In the world of real estate, obtaining the right type of mortgage is crucial when buying a home. One common option is a conventional loan. But what is a conventional loan for a home, and how does it differ from other financing options?
A conventional loan is a popular choice among homebuyers. It is a mortgage that is not backed by any government agency, such as the Federal Housing Administration (FHA) or the Department of Veterans Affairs (VA). Instead, private lenders, including banks and credit unions, fund conventional loans. Let’s delve deeper into the world of conventional loans.
2. Understanding What is a Conventional Loan for a home
Definition of Conventional Loans
A conventional loan is essentially a mortgage that conforms to the guidelines set by two government-sponsored enterprises, Fannie Mae and Freddie Mac. These guidelines include maximum loan limits, credit score requirements, and down payment criteria.
Types of Conventional Loans
There are two primary types of conventional loans: conforming and non-conforming. Conforming loans adhere to the guidelines set by Fannie Mae and Freddie Mac and are, therefore, more common. Non-conforming loans, often referred to as jumbo loans, exceed these limits and are typically used for high-end properties.
3. Advantages of Conventional Loans
Lower Interest Rates
One of the key advantages of conventional loans is that they often come with lower interest rates compared to other loan types. This can lead to significant savings over the life of your mortgage.
Conventional loans offer a wide range of terms, allowing borrowers to choose the one that best suits their financial situation. Terms typically range from 10 to 30 years, giving you flexibility in managing your mortgage.
4. Disadvantages of Conventional Loans
Stricter Qualification Requirements
While conventional loans offer appealing terms, they also come with stricter qualification requirements. Lenders often expect higher credit scores and lower debt-to-income ratios from applicants.
Larger Down Payment
Conventional loans usually require a more substantial down payment compared to government-backed loans. Typically, a down payment of at least 5% is needed, but putting down 20% can help you avoid private mortgage insurance (PMI).
5. How to Qualify for a Conventional Loan
Qualifying for a conventional loan involves meeting specific criteria the lender sets, including credit score, income, and debt-to-income ratio. A strong financial history and responsible credit management can greatly enhance your chances of approval.
6. Conventional Loan vs. FHA Loan
It’s essential to understand the differences between conventional loans and FHA loans.
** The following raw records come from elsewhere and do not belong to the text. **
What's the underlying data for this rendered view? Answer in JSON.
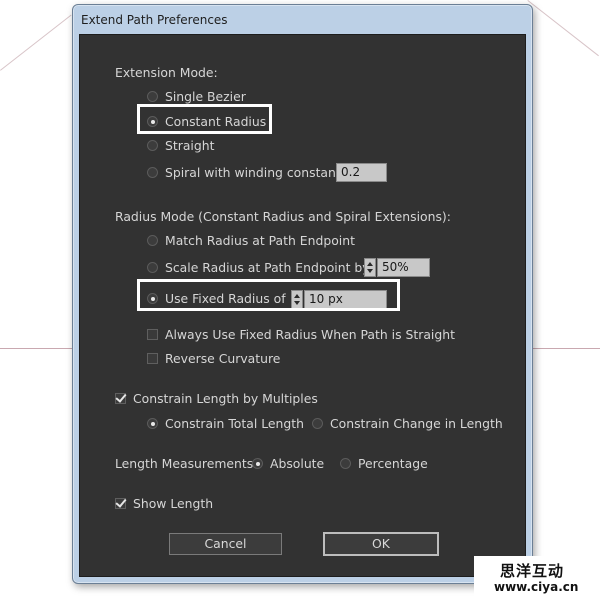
{
  "window": {
    "title": "Extend Path Preferences"
  },
  "extension_mode": {
    "heading": "Extension Mode:",
    "options": [
      {
        "label": "Single Bezier",
        "selected": false
      },
      {
        "label": "Constant Radius",
        "selected": true
      },
      {
        "label": "Straight",
        "selected": false
      },
      {
        "label": "Spiral with winding constant",
        "selected": false
      }
    ],
    "winding_constant": "0.2"
  },
  "radius_mode": {
    "heading": "Radius Mode (Constant Radius and Spiral Extensions):",
    "options": [
      {
        "label": "Match Radius at Path Endpoint",
        "selected": false
      },
      {
        "label": "Scale Radius at Path Endpoint by",
        "selected": false
      },
      {
        "label": "Use Fixed Radius of",
        "selected": true
      }
    ],
    "scale_value": "50%",
    "fixed_value": "10 px",
    "always_fixed_label": "Always Use Fixed Radius When Path is Straight",
    "always_fixed_checked": false,
    "reverse_label": "Reverse Curvature",
    "reverse_checked": false
  },
  "constrain": {
    "label": "Constrain Length by Multiples",
    "checked": true,
    "options": [
      {
        "label": "Constrain Total Length",
        "selected": true
      },
      {
        "label": "Constrain Change in Length",
        "selected": false
      }
    ]
  },
  "length_measurements": {
    "label": "Length Measurements:",
    "options": [
      {
        "label": "Absolute",
        "selected": true
      },
      {
        "label": "Percentage",
        "selected": false
      }
    ]
  },
  "show_length": {
    "label": "Show Length",
    "checked": true
  },
  "buttons": {
    "cancel": "Cancel",
    "ok": "OK"
  },
  "watermark": {
    "line1": "思洋互动",
    "line2": "www.ciya.cn"
  },
  "colors": {
    "dialog_bg": "#323232",
    "highlight": "#ffffff",
    "text": "#d6d6d6"
  }
}
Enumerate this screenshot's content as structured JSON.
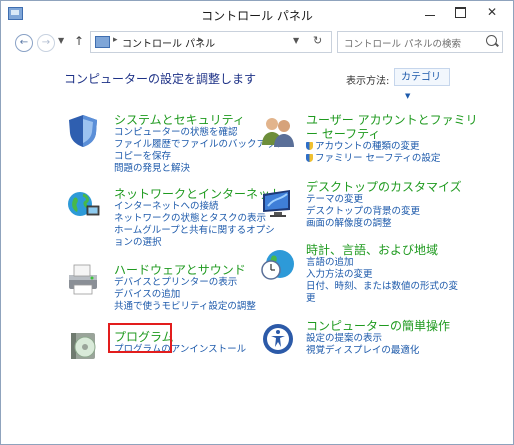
{
  "window": {
    "title": "コントロール パネル"
  },
  "address": {
    "path": "コントロール パネル",
    "search_placeholder": "コントロール パネルの検索"
  },
  "heading": "コンピューターの設定を調整します",
  "view": {
    "label": "表示方法:",
    "value": "カテゴリ"
  },
  "categories": [
    {
      "title": "システムとセキュリティ",
      "icon": "shield-icon",
      "links": [
        "コンピューターの状態を確認",
        "ファイル履歴でファイルのバックアップ",
        "コピーを保存",
        "問題の発見と解決"
      ]
    },
    {
      "title": "ネットワークとインターネット",
      "icon": "network-globe-icon",
      "links": [
        "インターネットへの接続",
        "ネットワークの状態とタスクの表示",
        "ホームグループと共有に関するオプシ",
        "ョンの選択"
      ]
    },
    {
      "title": "ハードウェアとサウンド",
      "icon": "printer-icon",
      "links": [
        "デバイスとプリンターの表示",
        "デバイスの追加",
        "共通で使うモビリティ設定の調整"
      ]
    },
    {
      "title": "プログラム",
      "icon": "programs-disc-icon",
      "links": [
        "プログラムのアンインストール"
      ]
    },
    {
      "title_lines": [
        "ユーザー アカウントとファミリ",
        "ー セーフティ"
      ],
      "icon": "users-icon",
      "links": [
        "アカウントの種類の変更",
        "ファミリー セーフティの設定"
      ]
    },
    {
      "title": "デスクトップのカスタマイズ",
      "icon": "desktop-monitor-icon",
      "links": [
        "テーマの変更",
        "デスクトップの背景の変更",
        "画面の解像度の調整"
      ]
    },
    {
      "title": "時計、言語、および地域",
      "icon": "clock-globe-icon",
      "links": [
        "言語の追加",
        "入力方法の変更",
        "日付、時刻、または数値の形式の変",
        "更"
      ]
    },
    {
      "title": "コンピューターの簡単操作",
      "icon": "ease-of-access-icon",
      "links": [
        "設定の提案の表示",
        "視覚ディスプレイの最適化"
      ]
    }
  ]
}
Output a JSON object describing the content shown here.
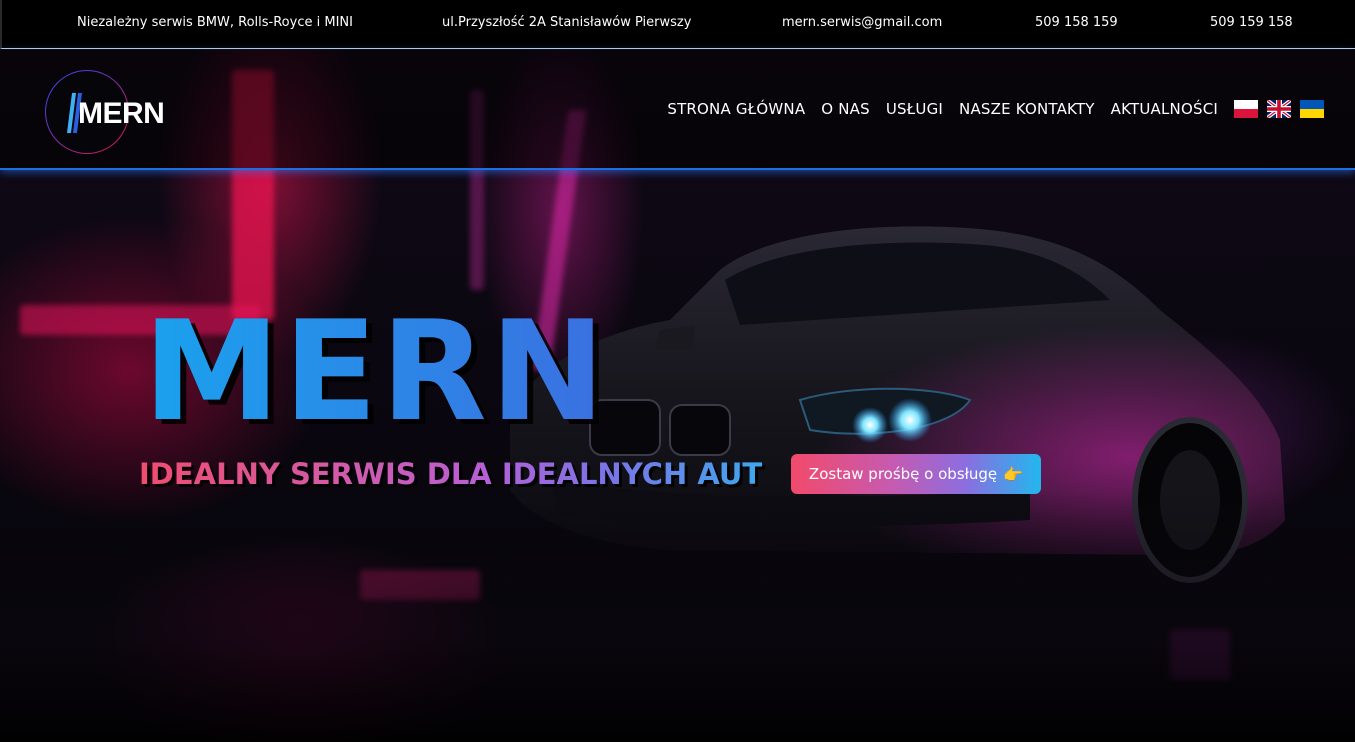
{
  "topbar": {
    "tagline": "Niezależny serwis BMW, Rolls-Royce i MINI",
    "address": "ul.Przyszłość 2A Stanisławów Pierwszy",
    "email": "mern.serwis@gmail.com",
    "phone_1": "509 158 159",
    "phone_2": "509 159 158"
  },
  "logo": {
    "text": "MERN"
  },
  "nav": {
    "items": [
      {
        "label": "STRONA GŁÓWNA"
      },
      {
        "label": "O NAS"
      },
      {
        "label": "USŁUGI"
      },
      {
        "label": "NASZE KONTAKTY"
      },
      {
        "label": "AKTUALNOŚCI"
      }
    ],
    "languages": [
      {
        "icon": "flag-pl-icon"
      },
      {
        "icon": "flag-gb-icon"
      },
      {
        "icon": "flag-ua-icon"
      }
    ]
  },
  "hero": {
    "title": "MERN",
    "subtitle": "IDEALNY SERWIS DLA IDEALNYCH AUT",
    "cta_label": "Zostaw prośbę o obsługę",
    "cta_icon": "👉"
  },
  "colors": {
    "accent_blue": "#1f9be8",
    "navbar_border": "#1d6fe0",
    "gradient_pink": "#f24a6b",
    "gradient_cyan": "#22b7ee"
  }
}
The government insures FHA loans and have more lenient qualification requirements, making them accessible to a broader range of homebuyers.
7. Conventional Loan vs. VA Loan
VA loans offer attractive financing options for eligible veterans and active-duty military personnel with no down payment requirements. Conventional loans may not be the best choice for those who qualify for VA loans.
8. Conventional Loan Application Process
The application process for a conventional loan involves gathering financial documents, completing a loan application, and working closely with a lender to secure your mortgage. It’s a detailed process, but it’s manageable with the right guidance.
9. How to Improve Your Chances of Approval
To enhance your chances of approval, focus on improving your credit score, reducing debt, and saving for a substantial down payment. These steps can make you a more appealing candidate to conventional lenders. Read more…
In conclusion, what is a conventional loan for a home that is a versatile financing option, providing borrowers with competitive interest rates and a range of terms. However, it’s essential to consider your financial situation, as they come with stricter qualification requirements and larger down payment demands. Choosing between conventional and other loan types should be based on your unique circumstances and long-term financial goals.
11. FAQ 1: What minimum credit score is required for a conventional loan?
The minimum credit score required for a conventional loan is typically around 620, but a higher score can lead to better terms and lower interest rates.
12. FAQ 2: Are there any government-backed programs for conventional loans?
No, conventional loans are not government-backed. Private lenders fund them and must adhere to the guidelines set by Fannie Mae and Freddie Mac.
13. FAQ 3: Can I use a conventional loan for investment properties?
Yes, you can use a conventional loan for investment properties, but the requirements may be stricter, and interest rates may be higher.
14. FAQ 4: What is private mortgage insurance (PMI), and is it required for conventional loans?
Private mortgage insurance (PMI) is typically required for conventional loans with a down payment of less than 20% to protect the lender in case of default.
15. FAQ 5: How long does it take to get approved for a conventional loan?
The approval timeline for a conventional loan can vary but typically takes a few weeks. It depends on factors such as the lender’s workload and the completeness of your application.
In this guide, we’ve covered the essentials of conventional home loans, helping you make an informed decision about your mortgage. If you’re considering homeownership, understanding the advantages and disadvantages of conventional loans is a crucial step in the right direction.